In studying the class system of the blacks one requires to knowa certain ammount [sic] of natural historyas there are so many differentspecies of birds and beastsfor each of which the blackshave a different name.I know of no less thantwenty different kinds of hawkand believe there are as many moreunknown even to Gould who Ifancy is the best authority on Australianbirds.I remain dear SirYours faithfullyJocelyn Brooke
Sir,I here with enclose somerought sketches of weaponsimplements +c and drawingsdone by the natives in caves.These weapons +c are commonlyused by all the blacks inthe Cook district.
I am a poor hand at drawingbut they will give you anidea and any one able to drawwould be able to draw them better.
The pictures in the caves areexactly like mine, some Ihave seen most [?indecent?] butquaint.
Yours trulyJocelyn Brooke
The object of this inquiry is to ascertain the specific terms of relationshipin the native language by which each person would indicate the other or addressthem. To effect this a good plan is to arrange before the native informantsticks or any other convenient objects in the order marked in the diagram,explaining that these objects represent certain persons. It will be foundadvantageous to construct the diagram by this means little by little,ascertaining the first term before proceeding to the others.
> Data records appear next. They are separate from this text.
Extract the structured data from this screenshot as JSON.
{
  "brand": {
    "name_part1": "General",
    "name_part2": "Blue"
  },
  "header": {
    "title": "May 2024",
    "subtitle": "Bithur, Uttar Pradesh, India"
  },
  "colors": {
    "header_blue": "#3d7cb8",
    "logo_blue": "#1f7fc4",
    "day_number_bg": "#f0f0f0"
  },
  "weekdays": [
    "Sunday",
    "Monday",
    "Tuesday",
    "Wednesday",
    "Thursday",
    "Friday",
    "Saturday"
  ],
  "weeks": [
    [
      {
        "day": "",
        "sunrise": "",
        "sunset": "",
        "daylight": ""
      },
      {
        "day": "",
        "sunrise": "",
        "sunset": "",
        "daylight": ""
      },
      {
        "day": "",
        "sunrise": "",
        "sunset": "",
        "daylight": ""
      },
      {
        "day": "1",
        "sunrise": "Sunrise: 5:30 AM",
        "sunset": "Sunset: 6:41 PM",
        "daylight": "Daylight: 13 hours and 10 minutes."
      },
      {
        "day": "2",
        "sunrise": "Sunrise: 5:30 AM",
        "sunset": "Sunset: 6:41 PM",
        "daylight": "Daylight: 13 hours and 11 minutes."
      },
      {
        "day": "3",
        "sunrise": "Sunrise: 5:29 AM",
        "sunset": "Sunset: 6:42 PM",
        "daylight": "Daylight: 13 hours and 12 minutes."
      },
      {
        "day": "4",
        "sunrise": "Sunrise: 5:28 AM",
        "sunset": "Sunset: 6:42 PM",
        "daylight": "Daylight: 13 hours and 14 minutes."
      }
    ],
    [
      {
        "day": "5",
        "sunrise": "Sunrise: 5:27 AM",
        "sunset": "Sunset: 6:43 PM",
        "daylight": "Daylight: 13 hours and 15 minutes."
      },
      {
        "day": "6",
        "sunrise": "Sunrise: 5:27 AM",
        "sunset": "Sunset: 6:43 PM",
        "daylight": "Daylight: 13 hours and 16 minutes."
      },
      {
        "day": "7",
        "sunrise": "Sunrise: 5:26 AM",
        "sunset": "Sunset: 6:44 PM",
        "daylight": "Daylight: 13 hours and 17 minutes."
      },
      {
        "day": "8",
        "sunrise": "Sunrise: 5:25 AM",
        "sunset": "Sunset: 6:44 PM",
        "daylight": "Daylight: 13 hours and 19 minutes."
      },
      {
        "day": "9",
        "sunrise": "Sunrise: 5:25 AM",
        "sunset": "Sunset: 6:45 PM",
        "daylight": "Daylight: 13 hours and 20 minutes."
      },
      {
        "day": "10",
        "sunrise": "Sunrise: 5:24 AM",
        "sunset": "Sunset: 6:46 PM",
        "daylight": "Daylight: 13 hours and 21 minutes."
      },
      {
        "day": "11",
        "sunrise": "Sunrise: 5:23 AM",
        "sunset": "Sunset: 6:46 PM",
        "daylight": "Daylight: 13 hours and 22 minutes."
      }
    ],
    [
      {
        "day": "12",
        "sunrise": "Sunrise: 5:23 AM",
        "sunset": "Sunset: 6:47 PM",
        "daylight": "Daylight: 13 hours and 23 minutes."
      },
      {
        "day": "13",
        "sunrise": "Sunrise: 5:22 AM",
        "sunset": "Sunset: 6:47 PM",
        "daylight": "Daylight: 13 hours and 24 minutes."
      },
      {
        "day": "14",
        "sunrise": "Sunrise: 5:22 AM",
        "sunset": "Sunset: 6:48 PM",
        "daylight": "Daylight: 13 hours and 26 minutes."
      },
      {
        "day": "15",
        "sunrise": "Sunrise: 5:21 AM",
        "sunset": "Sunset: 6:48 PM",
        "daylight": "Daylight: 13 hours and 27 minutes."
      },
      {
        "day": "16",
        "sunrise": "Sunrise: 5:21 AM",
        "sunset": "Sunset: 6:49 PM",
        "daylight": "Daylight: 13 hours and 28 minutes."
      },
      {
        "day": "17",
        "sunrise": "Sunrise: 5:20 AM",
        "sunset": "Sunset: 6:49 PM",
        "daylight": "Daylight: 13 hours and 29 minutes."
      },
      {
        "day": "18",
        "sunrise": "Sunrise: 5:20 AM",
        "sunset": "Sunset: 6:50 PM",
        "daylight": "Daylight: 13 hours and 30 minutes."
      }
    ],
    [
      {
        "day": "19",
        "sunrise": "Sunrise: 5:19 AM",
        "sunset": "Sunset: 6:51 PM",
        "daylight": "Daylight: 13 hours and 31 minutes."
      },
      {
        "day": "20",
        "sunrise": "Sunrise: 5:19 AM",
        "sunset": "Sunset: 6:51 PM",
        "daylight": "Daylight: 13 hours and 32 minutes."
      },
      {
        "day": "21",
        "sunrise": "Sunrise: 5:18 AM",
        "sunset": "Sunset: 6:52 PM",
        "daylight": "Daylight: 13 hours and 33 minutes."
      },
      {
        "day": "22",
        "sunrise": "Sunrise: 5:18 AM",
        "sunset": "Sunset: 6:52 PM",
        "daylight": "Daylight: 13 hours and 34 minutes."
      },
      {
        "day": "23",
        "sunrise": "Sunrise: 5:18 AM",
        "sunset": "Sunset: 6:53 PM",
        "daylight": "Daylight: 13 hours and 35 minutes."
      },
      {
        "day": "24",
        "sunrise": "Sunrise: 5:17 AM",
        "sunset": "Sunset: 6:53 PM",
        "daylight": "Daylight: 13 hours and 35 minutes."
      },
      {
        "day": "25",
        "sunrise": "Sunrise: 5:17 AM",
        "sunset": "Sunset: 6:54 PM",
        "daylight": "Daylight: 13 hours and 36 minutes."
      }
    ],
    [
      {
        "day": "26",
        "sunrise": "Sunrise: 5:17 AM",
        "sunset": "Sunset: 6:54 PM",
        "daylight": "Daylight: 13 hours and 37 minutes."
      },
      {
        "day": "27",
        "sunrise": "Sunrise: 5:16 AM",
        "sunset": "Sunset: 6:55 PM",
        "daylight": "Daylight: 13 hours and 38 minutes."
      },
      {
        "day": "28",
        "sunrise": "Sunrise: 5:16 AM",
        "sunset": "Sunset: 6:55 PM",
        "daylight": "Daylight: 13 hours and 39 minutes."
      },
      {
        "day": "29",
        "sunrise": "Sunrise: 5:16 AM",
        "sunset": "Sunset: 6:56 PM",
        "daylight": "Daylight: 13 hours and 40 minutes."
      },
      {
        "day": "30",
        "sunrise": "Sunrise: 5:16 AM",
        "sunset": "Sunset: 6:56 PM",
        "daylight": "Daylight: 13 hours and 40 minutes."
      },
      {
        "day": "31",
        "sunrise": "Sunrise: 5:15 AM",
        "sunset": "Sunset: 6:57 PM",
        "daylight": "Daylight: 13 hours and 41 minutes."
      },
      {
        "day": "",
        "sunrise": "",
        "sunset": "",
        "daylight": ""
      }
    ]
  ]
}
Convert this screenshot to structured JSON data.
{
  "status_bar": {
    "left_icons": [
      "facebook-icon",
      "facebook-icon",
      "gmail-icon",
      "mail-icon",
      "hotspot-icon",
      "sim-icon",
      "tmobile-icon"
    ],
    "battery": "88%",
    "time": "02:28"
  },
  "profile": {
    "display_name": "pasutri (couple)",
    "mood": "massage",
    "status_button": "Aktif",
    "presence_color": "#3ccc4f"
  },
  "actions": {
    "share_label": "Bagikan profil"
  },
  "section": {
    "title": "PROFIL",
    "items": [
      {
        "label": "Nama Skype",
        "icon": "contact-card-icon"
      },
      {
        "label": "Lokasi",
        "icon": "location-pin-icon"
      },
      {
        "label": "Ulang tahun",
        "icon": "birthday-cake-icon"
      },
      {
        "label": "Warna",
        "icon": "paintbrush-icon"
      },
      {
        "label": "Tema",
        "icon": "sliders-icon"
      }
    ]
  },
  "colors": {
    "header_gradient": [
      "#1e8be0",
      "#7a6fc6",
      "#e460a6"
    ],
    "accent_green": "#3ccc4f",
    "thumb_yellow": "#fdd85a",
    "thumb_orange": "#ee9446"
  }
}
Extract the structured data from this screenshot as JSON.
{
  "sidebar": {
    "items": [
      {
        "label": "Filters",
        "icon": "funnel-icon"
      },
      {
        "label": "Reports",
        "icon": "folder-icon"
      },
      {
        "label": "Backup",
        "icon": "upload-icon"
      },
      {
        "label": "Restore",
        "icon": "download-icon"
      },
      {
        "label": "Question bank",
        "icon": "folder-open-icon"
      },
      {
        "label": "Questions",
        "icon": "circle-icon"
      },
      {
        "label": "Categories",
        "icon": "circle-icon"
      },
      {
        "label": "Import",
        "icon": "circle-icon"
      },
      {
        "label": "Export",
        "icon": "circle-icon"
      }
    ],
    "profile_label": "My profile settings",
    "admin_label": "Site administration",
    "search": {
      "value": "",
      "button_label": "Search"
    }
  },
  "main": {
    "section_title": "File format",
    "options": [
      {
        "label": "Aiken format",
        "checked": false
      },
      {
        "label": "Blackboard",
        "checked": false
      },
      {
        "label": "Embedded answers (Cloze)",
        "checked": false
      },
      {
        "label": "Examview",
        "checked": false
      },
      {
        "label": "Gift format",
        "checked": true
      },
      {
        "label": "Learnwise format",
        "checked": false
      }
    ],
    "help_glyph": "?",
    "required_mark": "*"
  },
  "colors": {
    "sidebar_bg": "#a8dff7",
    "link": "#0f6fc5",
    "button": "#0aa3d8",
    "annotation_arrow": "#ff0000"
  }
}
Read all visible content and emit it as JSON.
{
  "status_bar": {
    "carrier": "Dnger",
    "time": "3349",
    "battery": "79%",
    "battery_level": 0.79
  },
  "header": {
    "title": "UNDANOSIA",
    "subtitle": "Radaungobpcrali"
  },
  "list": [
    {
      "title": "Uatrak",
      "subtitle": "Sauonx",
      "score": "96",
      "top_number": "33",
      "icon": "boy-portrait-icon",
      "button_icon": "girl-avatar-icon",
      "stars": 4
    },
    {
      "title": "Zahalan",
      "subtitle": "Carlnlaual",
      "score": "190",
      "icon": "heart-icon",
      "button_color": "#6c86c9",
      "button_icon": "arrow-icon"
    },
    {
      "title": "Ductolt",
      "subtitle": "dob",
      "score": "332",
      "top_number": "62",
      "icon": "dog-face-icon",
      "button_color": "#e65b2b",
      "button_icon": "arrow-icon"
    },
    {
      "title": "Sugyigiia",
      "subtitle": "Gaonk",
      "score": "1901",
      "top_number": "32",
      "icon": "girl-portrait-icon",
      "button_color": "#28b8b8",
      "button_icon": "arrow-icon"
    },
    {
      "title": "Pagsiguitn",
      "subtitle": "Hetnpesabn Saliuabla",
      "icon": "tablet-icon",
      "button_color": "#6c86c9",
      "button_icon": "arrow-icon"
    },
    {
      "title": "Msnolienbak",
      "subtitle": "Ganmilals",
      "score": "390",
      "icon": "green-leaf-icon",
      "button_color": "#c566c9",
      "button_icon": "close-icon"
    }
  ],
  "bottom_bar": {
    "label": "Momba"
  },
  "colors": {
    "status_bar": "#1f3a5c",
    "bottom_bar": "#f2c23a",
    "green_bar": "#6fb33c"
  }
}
As eachterm is ascertained it can be marked down in its place on the following list.Example. Having placed two sticks end to end, thus ___1_____ _____4_____explain to the native Nos. 1 and 4 represent two brothers, of whom No 1 is the elder. Then ask him "What does No 1 call No 4" (i.e. by what term ofkinship does he address him). Supposing the native to be of Gippsland hewill answer "Bramung". Insert "Bramung" opposte to "No 1 calls No 4and ask "What does No 4 call No 1?" The answer will be "Tundung".Insert "Tundung" opposite No 4 calls No, 1. Then rearrange the sticksfor further inquiry. If all the numbers given cannot be ascertained,insert those which are procurable; they cannot fail to be of value.
[diagram]1M 2F 3F 4M5F 6M 7M 8F9M 10F 19M 20F 21M 22F 17M 18F13M 14F 15M 16F 25M 26M
Explanation of the Diagram M signifies Male, F signifies Female; the personsindicated in the diagram are arranged in the order of seniority and descentThus No 1 is the elder brother of 2, 3 and 4. No 3 is the younger sister of 2 and the eldersister of 4. No 9 is the elder brother of 10, No 1 is the husband of 5 andtheir children are 9 and 10. No 10 is the wife of 12 and their children are 15 and 16.
hw0387 Cameron to A. W. Howitt 1884 January 29
Since Writing I have paid another visit to theStation at FramlinghamThe tribe about Mortlake wascalled Kiriwurru and wasdivided into Krokage andKuritche but there seems tohave been this peculiarityon the marriage laws. Therewere two other classes called